• [What you will do]
Look through the entries for the string "Collection", and copy each line that holds it.

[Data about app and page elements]
═══
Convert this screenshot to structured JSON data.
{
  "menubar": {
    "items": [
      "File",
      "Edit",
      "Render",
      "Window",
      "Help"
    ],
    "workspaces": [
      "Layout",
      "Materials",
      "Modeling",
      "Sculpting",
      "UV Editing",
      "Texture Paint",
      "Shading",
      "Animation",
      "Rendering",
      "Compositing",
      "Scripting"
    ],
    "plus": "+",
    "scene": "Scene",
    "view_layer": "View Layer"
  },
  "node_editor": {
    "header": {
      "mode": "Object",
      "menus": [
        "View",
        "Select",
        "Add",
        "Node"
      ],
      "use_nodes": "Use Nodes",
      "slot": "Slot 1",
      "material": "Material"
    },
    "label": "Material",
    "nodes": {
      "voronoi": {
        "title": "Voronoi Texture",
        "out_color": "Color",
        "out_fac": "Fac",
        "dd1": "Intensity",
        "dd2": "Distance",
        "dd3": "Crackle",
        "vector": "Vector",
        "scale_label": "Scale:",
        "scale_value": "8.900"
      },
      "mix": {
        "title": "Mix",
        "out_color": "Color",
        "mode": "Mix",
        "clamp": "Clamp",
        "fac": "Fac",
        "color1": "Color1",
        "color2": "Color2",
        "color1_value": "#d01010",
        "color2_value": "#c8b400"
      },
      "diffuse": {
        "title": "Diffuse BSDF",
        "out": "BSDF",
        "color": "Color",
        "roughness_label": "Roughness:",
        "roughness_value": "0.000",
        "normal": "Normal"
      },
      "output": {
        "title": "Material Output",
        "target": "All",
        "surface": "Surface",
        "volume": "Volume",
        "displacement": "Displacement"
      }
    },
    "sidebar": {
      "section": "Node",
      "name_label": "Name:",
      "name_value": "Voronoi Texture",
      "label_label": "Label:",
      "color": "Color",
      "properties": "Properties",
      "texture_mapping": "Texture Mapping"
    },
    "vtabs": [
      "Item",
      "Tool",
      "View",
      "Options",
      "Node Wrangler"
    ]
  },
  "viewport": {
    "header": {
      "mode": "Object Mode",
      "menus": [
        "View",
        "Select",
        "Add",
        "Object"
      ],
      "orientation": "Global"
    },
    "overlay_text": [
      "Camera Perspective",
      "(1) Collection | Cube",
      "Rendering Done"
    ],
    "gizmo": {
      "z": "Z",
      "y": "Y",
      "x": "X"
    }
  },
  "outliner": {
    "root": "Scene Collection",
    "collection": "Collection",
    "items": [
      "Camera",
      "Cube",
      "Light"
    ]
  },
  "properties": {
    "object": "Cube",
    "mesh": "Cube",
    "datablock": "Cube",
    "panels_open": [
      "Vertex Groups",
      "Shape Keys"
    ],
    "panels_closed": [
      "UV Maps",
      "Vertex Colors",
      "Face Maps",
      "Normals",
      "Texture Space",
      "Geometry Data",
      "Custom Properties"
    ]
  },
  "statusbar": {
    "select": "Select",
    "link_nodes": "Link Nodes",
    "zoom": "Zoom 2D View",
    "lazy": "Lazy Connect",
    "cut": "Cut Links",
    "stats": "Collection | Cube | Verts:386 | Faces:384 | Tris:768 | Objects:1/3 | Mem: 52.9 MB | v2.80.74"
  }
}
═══
• [The completed task]
      "(1) Collection | Cube",
    "root": "Scene Collection",
    "collection": "Collection",
    "stats": "Collection | Cube | Verts:386 | Faces:384 | Tris:768 | Objects:1/3 | Mem: 52.9 MB | v2.80.74"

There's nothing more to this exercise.